### THE PROBLEM
Check each line of the material for "preview" and report how many lines have it, with nothing added.
----
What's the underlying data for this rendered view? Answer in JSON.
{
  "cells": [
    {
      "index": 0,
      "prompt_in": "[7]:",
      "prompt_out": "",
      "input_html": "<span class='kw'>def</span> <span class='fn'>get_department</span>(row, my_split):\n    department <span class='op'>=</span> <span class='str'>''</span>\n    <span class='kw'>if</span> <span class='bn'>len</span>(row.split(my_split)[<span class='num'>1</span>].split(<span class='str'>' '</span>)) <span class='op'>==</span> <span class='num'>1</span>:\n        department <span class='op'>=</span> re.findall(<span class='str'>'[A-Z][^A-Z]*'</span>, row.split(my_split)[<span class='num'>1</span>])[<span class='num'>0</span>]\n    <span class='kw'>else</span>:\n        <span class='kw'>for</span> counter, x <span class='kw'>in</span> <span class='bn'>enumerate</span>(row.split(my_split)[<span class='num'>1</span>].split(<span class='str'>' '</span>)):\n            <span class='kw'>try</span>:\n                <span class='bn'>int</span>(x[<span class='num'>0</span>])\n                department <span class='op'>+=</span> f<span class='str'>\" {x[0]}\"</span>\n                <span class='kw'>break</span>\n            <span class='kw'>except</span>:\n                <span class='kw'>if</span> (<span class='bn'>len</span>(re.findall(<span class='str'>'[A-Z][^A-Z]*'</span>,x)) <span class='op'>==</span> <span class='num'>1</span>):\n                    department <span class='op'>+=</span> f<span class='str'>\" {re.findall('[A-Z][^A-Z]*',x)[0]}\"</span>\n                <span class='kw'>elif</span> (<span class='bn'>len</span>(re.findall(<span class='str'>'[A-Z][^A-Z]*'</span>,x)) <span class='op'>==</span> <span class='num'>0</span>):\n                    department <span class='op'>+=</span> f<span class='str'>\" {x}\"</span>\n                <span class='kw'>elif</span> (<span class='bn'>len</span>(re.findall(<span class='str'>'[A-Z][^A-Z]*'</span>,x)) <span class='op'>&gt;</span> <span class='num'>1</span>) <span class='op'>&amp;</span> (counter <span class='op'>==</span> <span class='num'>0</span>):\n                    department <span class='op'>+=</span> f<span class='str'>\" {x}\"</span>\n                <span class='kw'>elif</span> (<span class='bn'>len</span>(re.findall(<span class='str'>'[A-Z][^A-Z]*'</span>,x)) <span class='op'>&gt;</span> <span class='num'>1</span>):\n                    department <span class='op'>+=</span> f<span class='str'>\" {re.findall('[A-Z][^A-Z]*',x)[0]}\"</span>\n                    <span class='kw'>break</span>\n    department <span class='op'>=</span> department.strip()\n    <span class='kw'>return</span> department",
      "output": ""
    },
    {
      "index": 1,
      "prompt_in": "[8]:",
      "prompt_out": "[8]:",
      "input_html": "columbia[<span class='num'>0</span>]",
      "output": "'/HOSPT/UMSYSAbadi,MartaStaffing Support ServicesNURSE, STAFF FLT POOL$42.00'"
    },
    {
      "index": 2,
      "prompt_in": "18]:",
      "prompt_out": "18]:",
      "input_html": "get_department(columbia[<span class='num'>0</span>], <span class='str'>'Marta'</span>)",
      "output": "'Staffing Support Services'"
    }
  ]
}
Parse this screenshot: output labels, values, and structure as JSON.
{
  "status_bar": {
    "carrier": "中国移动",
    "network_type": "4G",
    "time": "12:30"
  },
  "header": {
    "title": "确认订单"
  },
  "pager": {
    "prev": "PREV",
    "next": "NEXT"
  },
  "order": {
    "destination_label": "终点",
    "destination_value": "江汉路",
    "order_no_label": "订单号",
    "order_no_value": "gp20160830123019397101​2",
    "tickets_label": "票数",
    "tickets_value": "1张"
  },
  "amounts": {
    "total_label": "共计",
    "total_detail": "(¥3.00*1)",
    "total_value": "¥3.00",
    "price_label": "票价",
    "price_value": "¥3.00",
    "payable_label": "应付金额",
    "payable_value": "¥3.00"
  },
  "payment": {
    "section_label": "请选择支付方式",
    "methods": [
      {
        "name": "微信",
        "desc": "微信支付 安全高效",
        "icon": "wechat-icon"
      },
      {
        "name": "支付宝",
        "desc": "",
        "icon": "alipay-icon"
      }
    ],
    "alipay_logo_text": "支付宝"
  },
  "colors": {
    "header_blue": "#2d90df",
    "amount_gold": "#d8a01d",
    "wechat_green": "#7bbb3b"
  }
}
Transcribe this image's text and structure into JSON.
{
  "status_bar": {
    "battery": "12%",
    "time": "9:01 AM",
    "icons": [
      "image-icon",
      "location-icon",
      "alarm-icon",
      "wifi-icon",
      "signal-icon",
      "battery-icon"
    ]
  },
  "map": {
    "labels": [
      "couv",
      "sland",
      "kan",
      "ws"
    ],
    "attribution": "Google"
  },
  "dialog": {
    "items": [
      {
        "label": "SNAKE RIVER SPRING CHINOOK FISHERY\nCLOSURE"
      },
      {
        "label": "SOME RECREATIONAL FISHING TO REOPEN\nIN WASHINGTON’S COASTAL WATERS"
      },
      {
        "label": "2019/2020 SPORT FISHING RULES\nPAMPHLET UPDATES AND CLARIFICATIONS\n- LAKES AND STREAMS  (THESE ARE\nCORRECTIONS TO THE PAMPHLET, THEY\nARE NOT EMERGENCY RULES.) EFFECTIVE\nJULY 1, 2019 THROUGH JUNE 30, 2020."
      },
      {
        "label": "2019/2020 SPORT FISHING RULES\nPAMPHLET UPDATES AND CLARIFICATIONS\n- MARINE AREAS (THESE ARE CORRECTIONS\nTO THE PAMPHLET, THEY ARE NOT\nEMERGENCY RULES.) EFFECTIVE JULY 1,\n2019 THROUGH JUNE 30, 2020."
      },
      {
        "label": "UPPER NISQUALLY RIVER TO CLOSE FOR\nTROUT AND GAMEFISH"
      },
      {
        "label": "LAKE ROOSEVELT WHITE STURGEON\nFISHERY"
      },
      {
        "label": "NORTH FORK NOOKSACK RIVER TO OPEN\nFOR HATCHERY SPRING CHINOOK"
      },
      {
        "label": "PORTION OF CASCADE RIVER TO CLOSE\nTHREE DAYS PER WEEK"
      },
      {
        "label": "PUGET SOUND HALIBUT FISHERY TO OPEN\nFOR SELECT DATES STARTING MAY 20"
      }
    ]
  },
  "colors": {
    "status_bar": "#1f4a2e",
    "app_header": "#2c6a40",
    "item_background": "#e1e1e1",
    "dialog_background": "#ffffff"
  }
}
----
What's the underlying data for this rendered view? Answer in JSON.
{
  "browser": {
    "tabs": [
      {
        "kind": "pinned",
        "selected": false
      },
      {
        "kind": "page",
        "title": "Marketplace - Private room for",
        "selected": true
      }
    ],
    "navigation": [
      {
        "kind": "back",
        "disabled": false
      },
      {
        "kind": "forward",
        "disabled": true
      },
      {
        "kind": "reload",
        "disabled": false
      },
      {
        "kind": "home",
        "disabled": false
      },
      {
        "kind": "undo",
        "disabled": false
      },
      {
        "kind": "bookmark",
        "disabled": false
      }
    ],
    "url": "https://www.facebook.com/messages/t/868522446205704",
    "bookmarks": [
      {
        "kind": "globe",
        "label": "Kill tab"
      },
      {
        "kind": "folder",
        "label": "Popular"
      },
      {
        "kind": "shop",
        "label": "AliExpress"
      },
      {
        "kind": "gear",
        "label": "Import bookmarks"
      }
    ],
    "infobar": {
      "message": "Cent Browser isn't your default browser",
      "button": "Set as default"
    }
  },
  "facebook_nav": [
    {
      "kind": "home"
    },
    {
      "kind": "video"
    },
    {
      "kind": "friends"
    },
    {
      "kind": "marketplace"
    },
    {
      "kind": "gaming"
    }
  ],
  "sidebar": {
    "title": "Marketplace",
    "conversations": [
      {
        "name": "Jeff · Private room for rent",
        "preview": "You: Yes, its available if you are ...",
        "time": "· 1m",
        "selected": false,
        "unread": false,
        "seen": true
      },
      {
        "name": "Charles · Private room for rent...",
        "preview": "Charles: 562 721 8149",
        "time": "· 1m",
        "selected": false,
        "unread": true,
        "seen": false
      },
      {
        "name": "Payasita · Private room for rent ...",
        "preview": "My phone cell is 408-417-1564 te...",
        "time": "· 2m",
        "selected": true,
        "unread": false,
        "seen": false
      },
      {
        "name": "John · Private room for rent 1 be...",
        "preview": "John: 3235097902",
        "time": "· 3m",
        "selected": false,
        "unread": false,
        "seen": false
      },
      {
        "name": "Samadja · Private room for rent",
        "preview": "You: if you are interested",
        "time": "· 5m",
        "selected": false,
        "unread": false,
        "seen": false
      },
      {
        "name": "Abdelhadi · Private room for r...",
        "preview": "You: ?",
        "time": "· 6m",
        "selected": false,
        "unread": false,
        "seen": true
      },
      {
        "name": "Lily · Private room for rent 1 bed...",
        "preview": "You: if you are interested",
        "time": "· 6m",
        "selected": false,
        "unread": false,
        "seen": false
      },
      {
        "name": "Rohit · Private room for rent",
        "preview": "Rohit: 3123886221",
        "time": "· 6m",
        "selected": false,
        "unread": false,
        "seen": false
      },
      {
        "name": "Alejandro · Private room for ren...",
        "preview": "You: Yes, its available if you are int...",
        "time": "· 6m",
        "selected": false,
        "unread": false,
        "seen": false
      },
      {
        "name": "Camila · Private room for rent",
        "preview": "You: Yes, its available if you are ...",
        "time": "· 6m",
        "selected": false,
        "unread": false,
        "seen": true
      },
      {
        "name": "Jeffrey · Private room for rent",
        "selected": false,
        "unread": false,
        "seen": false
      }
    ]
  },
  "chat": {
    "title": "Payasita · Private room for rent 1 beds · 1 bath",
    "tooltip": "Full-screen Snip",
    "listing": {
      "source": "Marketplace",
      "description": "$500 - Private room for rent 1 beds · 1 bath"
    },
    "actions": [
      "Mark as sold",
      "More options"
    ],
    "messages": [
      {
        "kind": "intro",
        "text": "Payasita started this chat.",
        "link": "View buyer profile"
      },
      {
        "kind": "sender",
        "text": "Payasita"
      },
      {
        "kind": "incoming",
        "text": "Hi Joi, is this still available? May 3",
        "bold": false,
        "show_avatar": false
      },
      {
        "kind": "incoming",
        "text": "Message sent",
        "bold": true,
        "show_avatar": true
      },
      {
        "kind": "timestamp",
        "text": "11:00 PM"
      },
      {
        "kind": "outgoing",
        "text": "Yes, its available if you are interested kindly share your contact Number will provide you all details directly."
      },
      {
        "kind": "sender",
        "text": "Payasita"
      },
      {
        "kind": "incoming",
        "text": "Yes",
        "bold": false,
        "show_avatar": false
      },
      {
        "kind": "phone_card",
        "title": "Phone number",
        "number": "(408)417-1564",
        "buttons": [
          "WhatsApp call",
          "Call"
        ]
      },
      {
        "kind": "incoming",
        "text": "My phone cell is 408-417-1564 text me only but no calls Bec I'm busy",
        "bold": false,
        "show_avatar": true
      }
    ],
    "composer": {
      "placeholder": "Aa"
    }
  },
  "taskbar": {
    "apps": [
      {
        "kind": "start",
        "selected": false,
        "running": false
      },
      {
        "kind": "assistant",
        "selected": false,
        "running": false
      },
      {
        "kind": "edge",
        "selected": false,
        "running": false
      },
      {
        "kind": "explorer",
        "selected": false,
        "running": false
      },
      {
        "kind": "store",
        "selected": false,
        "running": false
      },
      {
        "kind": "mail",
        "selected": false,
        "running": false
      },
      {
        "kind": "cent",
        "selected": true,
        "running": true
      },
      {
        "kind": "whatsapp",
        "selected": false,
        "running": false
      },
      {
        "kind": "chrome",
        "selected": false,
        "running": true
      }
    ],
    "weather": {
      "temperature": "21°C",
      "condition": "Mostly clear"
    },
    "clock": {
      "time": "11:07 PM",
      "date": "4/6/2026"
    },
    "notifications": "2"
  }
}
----
### SOLUTION TO THE EXERCISE
10